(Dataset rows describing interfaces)
==============================
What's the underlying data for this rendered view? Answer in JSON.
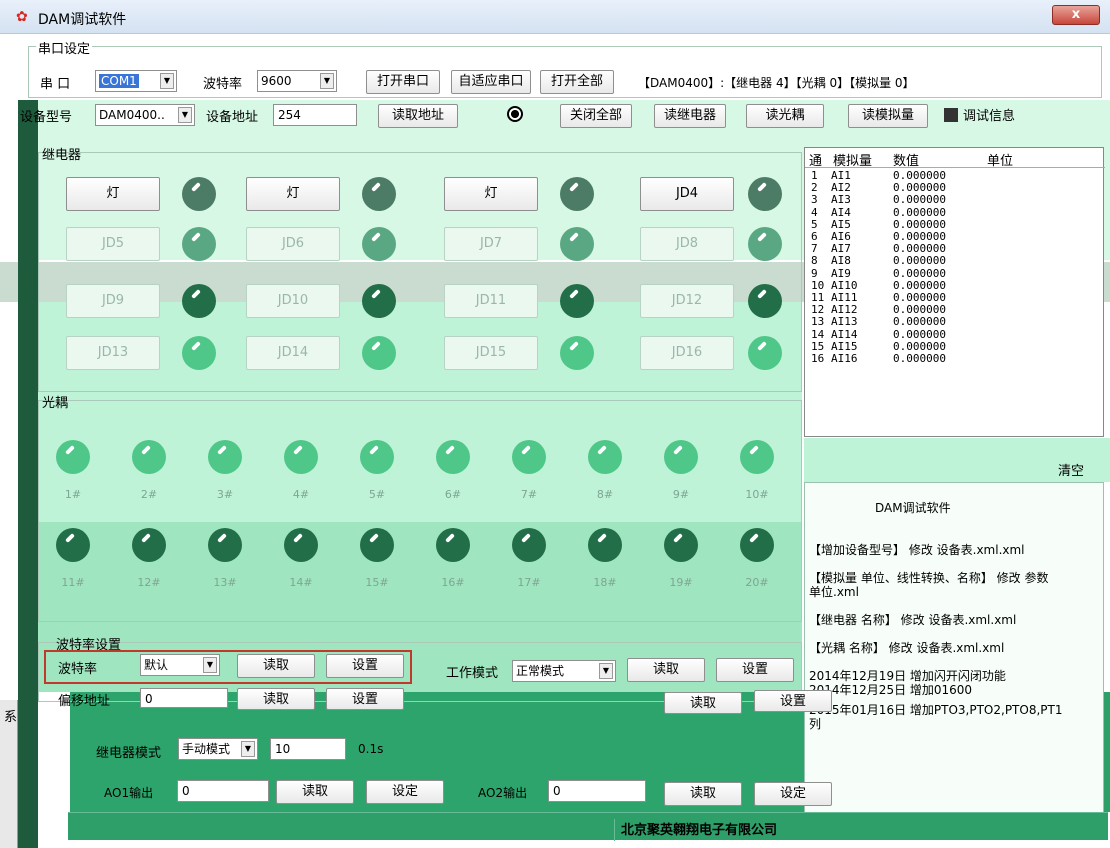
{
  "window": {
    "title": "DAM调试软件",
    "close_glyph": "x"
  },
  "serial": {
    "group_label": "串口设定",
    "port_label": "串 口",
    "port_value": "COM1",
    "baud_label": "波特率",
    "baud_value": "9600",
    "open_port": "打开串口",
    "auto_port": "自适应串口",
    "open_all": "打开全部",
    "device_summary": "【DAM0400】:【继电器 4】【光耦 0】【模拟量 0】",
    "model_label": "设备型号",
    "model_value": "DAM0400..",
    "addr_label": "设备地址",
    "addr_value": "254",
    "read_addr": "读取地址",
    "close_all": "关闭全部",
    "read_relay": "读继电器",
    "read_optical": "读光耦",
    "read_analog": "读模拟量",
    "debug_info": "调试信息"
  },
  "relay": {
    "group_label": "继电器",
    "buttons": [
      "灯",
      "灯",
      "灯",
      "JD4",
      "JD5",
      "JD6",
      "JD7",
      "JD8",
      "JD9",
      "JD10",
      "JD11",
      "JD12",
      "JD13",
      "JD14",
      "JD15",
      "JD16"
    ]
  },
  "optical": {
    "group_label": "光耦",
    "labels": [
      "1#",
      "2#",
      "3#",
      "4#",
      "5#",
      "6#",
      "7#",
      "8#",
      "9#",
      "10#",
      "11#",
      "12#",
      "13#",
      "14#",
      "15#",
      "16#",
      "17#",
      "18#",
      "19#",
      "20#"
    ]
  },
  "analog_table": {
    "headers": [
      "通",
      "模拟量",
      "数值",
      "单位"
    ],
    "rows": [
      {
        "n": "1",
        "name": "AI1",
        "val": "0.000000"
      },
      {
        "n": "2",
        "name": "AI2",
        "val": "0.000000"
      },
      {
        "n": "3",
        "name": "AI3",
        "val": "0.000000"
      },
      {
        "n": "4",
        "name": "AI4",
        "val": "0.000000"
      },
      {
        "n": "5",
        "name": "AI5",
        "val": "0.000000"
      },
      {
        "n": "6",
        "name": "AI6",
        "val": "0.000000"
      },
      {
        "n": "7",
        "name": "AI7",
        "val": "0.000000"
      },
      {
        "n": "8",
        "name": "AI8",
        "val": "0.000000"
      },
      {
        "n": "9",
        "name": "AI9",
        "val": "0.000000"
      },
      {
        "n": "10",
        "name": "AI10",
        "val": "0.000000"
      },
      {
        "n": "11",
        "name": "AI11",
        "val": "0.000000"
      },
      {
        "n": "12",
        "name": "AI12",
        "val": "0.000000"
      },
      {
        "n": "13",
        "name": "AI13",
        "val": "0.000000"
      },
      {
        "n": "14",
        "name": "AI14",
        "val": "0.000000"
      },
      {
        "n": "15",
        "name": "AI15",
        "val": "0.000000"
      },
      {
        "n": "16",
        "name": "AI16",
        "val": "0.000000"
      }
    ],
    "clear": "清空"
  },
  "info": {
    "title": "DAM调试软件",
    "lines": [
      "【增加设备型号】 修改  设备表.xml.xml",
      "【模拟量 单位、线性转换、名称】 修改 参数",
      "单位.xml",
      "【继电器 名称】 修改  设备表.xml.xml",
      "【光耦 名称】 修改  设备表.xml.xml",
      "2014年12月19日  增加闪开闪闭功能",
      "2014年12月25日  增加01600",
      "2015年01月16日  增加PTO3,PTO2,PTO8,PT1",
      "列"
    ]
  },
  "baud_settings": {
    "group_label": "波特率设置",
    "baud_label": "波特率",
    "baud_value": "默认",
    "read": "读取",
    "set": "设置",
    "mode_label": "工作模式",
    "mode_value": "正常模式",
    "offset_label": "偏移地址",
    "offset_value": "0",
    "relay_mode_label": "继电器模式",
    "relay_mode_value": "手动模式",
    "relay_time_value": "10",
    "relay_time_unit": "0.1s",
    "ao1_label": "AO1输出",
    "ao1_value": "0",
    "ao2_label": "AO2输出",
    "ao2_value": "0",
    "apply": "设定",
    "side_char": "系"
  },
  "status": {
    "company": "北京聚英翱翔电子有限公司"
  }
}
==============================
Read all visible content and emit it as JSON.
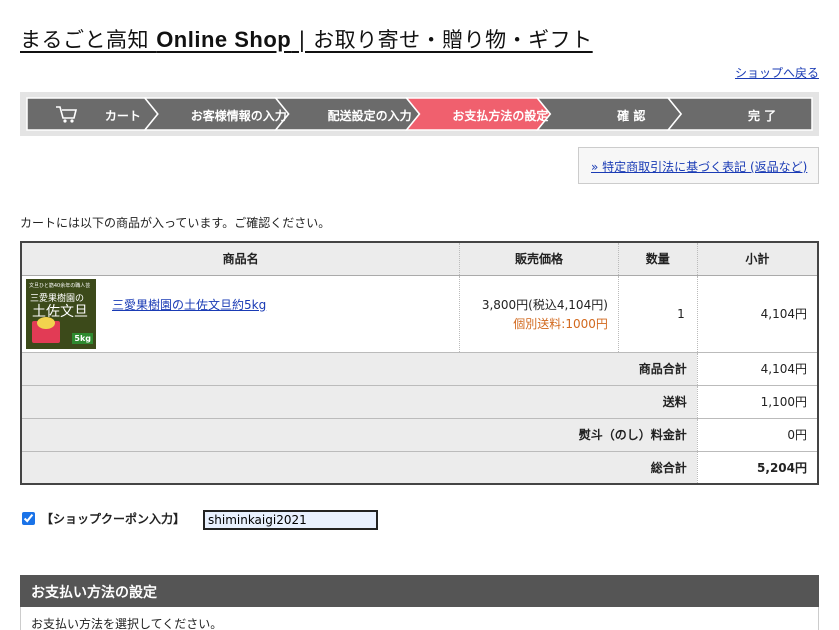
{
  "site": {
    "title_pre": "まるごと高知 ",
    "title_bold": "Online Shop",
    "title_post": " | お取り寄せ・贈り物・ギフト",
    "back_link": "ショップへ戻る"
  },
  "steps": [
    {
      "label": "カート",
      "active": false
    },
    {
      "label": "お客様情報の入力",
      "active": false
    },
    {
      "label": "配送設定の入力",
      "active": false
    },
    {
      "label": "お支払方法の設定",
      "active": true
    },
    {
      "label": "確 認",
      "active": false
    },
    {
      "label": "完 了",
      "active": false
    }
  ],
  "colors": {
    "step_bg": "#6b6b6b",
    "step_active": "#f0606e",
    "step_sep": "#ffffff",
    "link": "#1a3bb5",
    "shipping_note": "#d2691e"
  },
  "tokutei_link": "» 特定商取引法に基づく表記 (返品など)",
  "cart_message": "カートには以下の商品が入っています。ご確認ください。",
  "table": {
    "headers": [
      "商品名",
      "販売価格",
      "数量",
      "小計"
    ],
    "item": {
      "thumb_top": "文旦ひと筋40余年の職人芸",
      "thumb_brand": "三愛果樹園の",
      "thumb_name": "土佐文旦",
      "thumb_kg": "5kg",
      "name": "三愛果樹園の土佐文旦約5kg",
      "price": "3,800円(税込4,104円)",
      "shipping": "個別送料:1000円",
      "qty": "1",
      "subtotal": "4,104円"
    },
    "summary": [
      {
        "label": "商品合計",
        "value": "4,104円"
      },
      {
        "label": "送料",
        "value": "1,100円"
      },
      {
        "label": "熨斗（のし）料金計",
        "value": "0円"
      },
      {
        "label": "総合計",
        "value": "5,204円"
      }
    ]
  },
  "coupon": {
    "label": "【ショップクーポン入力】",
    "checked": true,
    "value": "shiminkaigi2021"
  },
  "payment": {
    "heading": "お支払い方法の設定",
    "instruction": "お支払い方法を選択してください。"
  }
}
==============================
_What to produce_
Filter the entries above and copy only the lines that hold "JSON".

_Written solution_
What's the underlying data for this rendered view? Answer in JSON.
Read all visible content and emit it as JSON.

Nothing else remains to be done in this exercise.